Interface dataset entries:
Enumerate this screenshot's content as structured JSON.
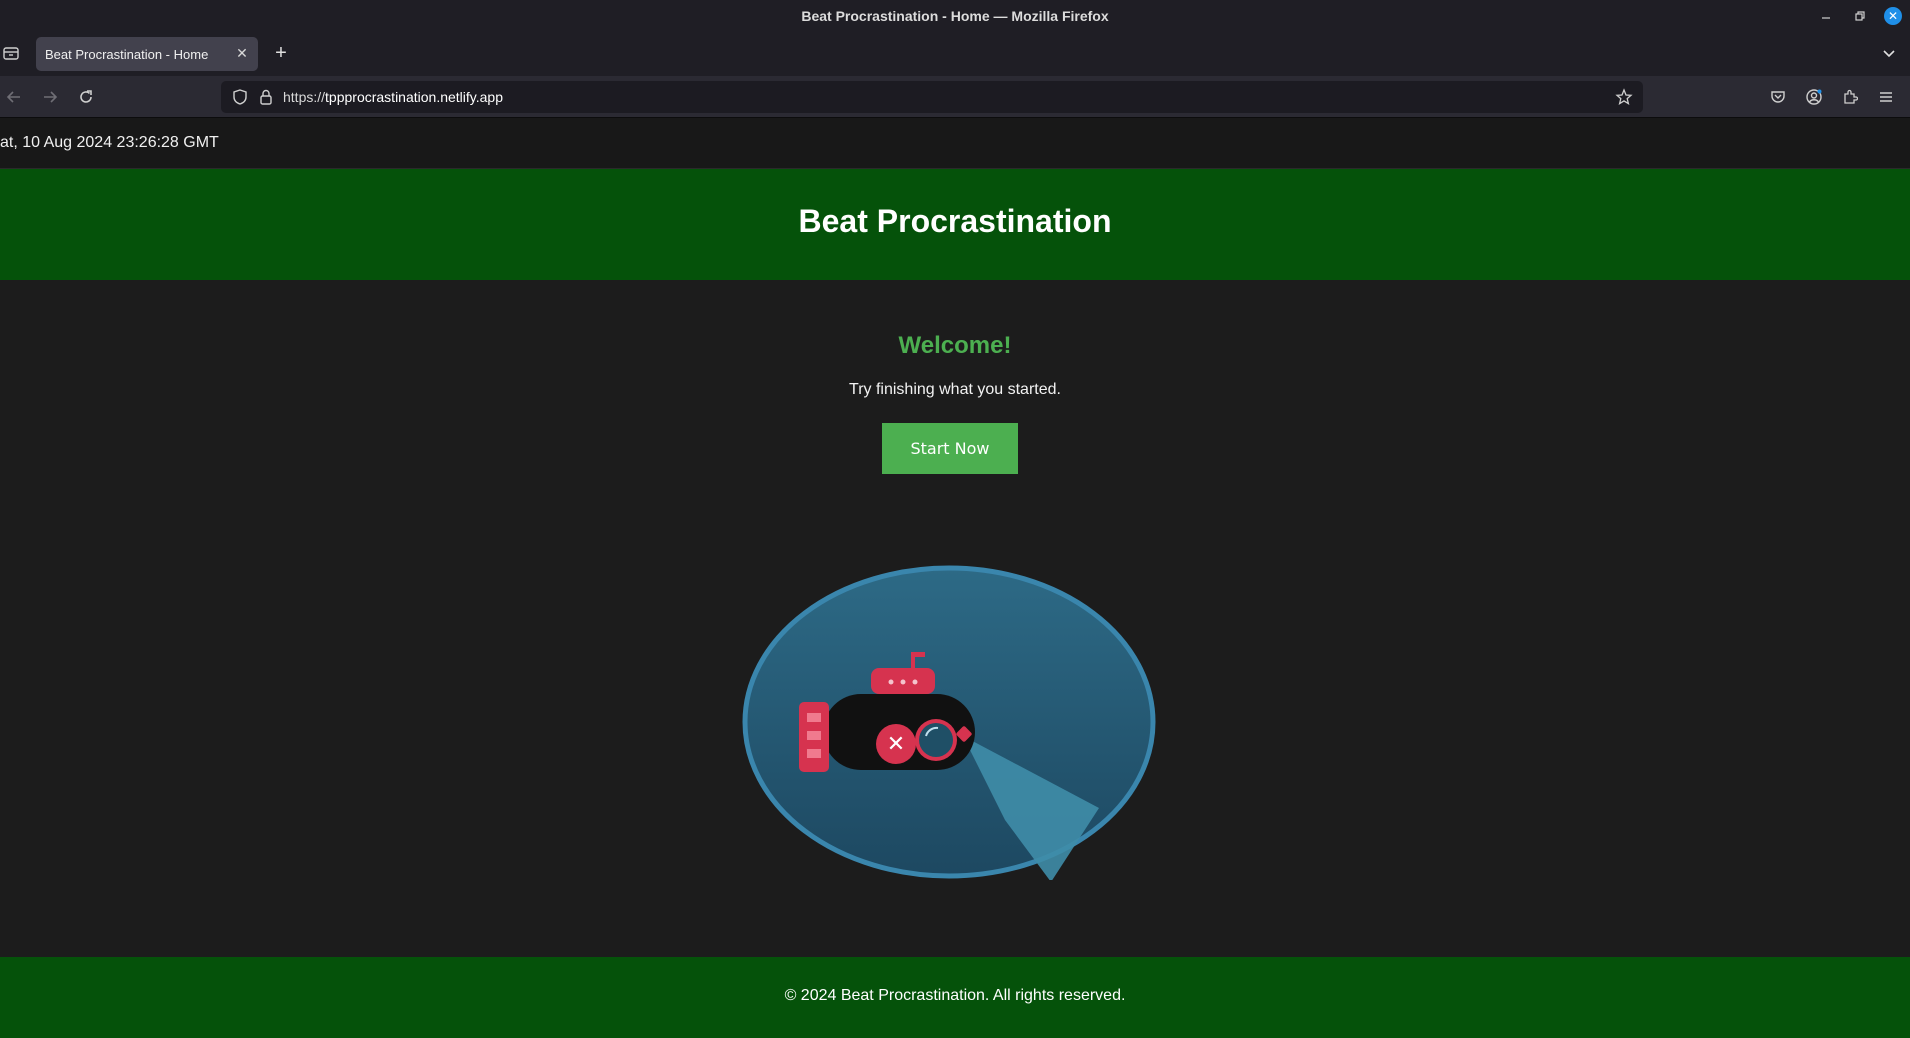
{
  "window": {
    "title": "Beat Procrastination - Home — Mozilla Firefox"
  },
  "browser": {
    "tabs": [
      {
        "title": "Beat Procrastination - Home",
        "active": true
      }
    ],
    "url_scheme": "https://",
    "url_host": "tppprocrastination.netlify.app",
    "icons": {
      "back": "back-arrow-icon",
      "forward": "forward-arrow-icon",
      "reload": "reload-icon",
      "pocket": "pocket-icon",
      "account": "account-icon",
      "extensions": "extensions-icon",
      "menu": "hamburger-menu-icon"
    }
  },
  "page": {
    "date_text": "at, 10 Aug 2024 23:26:28 GMT",
    "header_title": "Beat Procrastination",
    "welcome": "Welcome!",
    "tagline": "Try finishing what you started.",
    "cta_label": "Start Now",
    "footer_text": "© 2024 Beat Procrastination. All rights reserved."
  },
  "colors": {
    "header_green": "#05520a",
    "accent_green": "#4caf50",
    "page_bg": "#1c1c1c",
    "illustration_blue": "#2a5f7a",
    "submarine_red": "#d6334f"
  }
}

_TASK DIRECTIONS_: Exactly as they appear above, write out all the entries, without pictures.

_FINISHED TASK_:
Enumerate this screenshot's content as structured JSON.
{
  "window": {
    "title": "Beat Procrastination - Home — Mozilla Firefox"
  },
  "browser": {
    "tabs": [
      {
        "title": "Beat Procrastination - Home",
        "active": true
      }
    ],
    "url_scheme": "https://",
    "url_host": "tppprocrastination.netlify.app",
    "icons": {
      "back": "back-arrow-icon",
      "forward": "forward-arrow-icon",
      "reload": "reload-icon",
      "pocket": "pocket-icon",
      "account": "account-icon",
      "extensions": "extensions-icon",
      "menu": "hamburger-menu-icon"
    }
  },
  "page": {
    "date_text": "at, 10 Aug 2024 23:26:28 GMT",
    "header_title": "Beat Procrastination",
    "welcome": "Welcome!",
    "tagline": "Try finishing what you started.",
    "cta_label": "Start Now",
    "footer_text": "© 2024 Beat Procrastination. All rights reserved."
  },
  "colors": {
    "header_green": "#05520a",
    "accent_green": "#4caf50",
    "page_bg": "#1c1c1c",
    "illustration_blue": "#2a5f7a",
    "submarine_red": "#d6334f"
  }
}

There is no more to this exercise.